**What the task requires:** From the entries that follow, copy every line with the word "true".

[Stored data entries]

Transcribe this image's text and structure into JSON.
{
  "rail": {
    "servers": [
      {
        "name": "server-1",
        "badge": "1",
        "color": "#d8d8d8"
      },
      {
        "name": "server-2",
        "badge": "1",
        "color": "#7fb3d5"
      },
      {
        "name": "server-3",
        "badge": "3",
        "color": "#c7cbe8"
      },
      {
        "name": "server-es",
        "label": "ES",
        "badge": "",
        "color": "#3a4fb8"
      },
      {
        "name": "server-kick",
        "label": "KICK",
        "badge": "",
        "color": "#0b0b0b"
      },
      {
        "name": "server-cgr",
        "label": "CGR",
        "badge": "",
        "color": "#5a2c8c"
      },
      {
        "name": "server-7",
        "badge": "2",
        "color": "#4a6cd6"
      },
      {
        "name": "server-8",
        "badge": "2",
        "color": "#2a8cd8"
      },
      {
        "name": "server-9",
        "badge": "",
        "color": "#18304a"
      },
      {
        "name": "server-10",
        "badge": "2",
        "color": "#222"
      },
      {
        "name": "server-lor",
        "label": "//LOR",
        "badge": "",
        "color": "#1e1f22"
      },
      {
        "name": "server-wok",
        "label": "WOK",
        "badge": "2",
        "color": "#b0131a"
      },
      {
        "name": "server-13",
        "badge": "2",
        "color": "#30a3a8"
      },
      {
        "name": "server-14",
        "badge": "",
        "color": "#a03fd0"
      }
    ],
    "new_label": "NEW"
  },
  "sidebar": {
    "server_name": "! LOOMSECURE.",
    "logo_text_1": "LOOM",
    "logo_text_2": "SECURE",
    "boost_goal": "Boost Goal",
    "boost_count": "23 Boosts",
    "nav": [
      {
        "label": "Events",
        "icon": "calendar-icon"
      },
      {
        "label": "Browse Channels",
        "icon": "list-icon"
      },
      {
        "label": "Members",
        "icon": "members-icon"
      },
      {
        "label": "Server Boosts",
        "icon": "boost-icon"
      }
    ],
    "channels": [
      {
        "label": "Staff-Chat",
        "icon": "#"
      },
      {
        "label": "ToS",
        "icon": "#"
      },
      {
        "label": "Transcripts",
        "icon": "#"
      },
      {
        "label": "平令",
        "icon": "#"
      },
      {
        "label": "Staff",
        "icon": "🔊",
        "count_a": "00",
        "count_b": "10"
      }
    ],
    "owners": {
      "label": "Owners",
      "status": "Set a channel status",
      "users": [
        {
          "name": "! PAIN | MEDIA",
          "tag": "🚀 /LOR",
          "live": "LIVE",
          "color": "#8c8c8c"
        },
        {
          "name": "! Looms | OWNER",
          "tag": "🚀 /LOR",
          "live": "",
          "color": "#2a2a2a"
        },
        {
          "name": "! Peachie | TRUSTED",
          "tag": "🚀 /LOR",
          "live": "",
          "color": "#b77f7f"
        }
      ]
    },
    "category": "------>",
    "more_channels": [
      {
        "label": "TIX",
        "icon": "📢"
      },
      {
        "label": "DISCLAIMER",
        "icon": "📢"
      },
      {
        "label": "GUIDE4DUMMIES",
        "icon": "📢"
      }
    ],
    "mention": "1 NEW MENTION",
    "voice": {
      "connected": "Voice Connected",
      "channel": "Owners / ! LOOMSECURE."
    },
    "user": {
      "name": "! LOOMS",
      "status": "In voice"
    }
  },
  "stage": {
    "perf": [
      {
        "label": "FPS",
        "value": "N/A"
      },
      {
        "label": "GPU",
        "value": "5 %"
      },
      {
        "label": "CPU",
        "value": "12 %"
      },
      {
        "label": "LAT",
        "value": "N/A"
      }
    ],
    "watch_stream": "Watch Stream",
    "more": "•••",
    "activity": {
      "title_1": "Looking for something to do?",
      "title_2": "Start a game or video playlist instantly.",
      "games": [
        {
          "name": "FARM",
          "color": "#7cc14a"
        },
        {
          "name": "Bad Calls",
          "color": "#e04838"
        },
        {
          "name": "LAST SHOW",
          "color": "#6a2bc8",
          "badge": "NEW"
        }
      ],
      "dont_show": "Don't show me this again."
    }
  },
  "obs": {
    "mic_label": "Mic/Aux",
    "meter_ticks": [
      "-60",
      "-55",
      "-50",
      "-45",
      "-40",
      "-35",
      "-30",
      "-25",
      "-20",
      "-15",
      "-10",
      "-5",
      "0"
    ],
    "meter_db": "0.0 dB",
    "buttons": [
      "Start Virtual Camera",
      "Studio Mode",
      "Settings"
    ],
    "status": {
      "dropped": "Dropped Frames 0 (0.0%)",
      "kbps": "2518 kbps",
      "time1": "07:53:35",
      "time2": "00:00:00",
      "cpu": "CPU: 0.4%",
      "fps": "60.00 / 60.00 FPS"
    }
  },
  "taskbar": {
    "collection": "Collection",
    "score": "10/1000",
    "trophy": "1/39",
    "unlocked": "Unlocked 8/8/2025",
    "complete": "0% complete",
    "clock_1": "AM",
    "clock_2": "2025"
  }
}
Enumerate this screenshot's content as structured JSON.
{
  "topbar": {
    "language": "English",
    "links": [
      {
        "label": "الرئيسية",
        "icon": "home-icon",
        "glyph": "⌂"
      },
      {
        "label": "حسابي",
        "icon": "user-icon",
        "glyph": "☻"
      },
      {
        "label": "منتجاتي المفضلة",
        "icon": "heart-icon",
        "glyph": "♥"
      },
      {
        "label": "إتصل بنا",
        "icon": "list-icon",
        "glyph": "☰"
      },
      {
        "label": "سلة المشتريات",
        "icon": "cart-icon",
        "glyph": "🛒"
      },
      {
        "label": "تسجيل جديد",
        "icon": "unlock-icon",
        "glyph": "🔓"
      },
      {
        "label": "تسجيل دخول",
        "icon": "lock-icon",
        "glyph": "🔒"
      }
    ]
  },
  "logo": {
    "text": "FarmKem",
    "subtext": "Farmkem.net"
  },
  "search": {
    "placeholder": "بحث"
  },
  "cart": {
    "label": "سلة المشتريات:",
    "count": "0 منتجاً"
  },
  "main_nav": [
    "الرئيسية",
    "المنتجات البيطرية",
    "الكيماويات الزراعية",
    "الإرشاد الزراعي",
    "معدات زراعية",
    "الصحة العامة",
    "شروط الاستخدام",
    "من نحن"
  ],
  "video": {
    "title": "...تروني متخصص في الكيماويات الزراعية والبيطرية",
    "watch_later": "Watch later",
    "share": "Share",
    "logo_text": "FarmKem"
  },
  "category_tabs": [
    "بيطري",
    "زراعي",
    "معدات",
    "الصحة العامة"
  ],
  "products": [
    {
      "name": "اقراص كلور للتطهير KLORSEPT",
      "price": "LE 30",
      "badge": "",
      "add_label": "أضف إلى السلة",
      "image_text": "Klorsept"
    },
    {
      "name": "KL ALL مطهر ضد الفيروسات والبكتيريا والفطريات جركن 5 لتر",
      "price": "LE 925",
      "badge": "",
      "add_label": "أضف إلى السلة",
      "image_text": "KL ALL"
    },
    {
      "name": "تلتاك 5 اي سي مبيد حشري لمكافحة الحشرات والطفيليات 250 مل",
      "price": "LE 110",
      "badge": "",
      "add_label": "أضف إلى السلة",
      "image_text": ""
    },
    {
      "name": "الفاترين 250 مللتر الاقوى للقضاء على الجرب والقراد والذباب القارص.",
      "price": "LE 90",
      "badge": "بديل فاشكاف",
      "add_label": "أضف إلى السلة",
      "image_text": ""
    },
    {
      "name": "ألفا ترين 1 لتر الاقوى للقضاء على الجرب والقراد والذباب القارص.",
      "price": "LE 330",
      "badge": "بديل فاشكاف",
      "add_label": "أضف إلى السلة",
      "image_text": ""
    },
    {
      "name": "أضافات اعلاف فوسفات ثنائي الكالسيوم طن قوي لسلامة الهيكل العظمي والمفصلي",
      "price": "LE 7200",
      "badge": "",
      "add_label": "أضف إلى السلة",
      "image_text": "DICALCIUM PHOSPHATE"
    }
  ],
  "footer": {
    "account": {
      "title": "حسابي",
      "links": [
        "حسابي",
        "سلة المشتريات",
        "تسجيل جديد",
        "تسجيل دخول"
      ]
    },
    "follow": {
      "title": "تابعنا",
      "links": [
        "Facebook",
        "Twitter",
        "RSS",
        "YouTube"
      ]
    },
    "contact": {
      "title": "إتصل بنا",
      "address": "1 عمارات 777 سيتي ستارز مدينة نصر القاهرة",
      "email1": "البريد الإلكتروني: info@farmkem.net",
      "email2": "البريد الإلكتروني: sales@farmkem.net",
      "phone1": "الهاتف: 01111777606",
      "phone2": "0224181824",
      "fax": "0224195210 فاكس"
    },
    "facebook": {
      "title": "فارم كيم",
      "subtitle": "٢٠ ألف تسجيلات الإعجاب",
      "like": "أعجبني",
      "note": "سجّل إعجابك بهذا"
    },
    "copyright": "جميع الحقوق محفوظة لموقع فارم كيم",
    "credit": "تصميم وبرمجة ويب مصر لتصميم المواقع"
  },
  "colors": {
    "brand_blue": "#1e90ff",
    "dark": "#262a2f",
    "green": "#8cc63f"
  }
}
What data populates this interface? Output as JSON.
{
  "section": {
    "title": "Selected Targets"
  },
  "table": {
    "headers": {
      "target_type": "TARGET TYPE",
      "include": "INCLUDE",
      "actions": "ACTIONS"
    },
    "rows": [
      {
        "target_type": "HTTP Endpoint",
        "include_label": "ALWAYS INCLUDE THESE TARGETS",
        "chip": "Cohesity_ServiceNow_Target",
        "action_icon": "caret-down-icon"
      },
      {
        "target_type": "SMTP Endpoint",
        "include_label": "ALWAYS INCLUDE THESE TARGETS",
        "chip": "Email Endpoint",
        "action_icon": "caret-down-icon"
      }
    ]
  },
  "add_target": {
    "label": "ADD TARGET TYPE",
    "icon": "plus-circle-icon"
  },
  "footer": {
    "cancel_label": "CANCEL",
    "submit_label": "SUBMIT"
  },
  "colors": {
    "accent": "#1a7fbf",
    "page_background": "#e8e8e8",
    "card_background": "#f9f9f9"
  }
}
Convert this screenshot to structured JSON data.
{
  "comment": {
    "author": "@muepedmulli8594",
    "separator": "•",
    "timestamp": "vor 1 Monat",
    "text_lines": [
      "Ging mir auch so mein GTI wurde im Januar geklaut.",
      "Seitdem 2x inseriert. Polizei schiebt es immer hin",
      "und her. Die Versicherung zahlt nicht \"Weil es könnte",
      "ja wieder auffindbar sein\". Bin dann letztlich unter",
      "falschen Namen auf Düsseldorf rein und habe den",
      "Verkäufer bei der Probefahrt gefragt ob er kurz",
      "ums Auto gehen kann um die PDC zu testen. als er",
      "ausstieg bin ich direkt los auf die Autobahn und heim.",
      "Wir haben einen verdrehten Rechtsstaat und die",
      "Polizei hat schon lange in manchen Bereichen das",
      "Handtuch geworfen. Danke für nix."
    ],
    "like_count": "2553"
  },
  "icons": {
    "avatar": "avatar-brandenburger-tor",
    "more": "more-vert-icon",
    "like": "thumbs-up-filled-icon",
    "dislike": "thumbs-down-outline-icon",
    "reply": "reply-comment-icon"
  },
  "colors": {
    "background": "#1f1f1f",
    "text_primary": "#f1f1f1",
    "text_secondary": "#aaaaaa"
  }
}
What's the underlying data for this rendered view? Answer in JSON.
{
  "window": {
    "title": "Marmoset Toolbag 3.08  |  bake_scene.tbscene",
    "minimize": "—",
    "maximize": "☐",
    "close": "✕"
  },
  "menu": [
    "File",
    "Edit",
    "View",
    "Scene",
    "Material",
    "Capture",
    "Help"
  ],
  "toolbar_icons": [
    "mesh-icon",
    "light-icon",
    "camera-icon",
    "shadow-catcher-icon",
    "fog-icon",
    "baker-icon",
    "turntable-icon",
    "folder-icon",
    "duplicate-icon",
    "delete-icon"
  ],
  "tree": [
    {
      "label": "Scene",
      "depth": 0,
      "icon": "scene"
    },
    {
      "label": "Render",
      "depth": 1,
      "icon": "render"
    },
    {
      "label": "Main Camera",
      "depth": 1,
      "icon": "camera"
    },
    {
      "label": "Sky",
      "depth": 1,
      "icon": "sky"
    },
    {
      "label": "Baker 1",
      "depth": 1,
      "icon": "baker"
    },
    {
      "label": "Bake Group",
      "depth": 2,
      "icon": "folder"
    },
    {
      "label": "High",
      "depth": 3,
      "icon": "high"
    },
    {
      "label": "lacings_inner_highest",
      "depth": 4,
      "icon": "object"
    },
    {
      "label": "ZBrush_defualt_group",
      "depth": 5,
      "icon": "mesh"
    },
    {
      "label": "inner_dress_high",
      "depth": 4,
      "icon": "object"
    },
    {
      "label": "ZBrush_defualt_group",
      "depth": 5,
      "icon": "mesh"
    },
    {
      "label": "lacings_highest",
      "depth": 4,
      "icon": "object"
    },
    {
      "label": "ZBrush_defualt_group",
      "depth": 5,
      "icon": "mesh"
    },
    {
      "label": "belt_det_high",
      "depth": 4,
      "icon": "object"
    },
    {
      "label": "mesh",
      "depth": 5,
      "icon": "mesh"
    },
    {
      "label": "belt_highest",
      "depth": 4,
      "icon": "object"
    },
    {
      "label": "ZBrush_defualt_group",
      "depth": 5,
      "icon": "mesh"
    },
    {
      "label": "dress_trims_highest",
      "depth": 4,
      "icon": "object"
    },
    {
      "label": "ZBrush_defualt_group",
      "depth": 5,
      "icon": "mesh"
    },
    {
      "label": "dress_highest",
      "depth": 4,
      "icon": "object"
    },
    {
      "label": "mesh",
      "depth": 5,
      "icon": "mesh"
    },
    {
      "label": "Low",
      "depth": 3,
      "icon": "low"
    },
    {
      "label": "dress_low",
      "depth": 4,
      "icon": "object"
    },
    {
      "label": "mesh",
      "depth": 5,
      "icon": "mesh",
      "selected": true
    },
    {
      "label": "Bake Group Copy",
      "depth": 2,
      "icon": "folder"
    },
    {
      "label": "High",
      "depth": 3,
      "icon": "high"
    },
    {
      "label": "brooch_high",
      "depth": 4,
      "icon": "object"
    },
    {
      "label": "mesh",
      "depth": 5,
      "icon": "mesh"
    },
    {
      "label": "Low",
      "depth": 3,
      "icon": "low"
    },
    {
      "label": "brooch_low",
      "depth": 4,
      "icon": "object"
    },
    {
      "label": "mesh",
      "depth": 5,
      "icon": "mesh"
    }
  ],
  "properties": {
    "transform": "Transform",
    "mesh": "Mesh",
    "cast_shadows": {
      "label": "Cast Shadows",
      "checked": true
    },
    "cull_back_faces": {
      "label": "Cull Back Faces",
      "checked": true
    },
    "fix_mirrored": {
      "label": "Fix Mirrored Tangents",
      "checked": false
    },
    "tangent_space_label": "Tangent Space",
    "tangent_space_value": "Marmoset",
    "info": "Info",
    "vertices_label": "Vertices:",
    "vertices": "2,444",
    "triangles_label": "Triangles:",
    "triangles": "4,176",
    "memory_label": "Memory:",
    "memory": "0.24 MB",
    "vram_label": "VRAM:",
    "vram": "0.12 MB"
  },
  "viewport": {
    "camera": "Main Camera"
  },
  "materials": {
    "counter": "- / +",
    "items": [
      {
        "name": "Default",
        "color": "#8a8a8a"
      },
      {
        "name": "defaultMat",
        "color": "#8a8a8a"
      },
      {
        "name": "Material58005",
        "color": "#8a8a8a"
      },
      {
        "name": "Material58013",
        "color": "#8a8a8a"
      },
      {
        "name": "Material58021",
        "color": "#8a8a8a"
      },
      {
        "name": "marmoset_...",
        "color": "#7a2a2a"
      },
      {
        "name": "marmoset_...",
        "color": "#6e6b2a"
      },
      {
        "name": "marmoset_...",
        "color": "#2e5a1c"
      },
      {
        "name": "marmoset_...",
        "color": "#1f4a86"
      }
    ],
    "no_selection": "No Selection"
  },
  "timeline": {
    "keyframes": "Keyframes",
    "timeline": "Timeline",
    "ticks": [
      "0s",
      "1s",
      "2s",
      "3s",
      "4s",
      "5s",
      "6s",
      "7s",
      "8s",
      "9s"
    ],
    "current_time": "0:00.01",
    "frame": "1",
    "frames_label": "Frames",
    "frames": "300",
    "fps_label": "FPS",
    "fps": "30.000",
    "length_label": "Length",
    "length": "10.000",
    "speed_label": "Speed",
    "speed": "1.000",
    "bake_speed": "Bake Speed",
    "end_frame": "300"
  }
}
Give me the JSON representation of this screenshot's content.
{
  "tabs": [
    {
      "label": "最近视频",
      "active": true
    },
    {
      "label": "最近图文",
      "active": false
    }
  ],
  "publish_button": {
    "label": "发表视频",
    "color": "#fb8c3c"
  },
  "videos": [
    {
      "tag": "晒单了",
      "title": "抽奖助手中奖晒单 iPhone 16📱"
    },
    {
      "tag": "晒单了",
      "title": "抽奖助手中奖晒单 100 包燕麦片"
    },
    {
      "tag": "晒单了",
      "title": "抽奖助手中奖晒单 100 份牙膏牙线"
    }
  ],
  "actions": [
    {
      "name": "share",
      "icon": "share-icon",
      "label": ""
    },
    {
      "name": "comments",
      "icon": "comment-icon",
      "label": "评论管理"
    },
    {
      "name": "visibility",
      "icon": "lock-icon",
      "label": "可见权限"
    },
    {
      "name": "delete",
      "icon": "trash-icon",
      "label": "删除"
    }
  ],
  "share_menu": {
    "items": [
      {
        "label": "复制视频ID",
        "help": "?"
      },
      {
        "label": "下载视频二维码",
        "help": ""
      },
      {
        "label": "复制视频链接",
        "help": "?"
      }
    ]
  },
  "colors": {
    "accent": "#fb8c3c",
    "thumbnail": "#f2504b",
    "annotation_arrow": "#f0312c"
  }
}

**Result:**
      "selected": true
      "checked": true
      "checked": true
      "active": true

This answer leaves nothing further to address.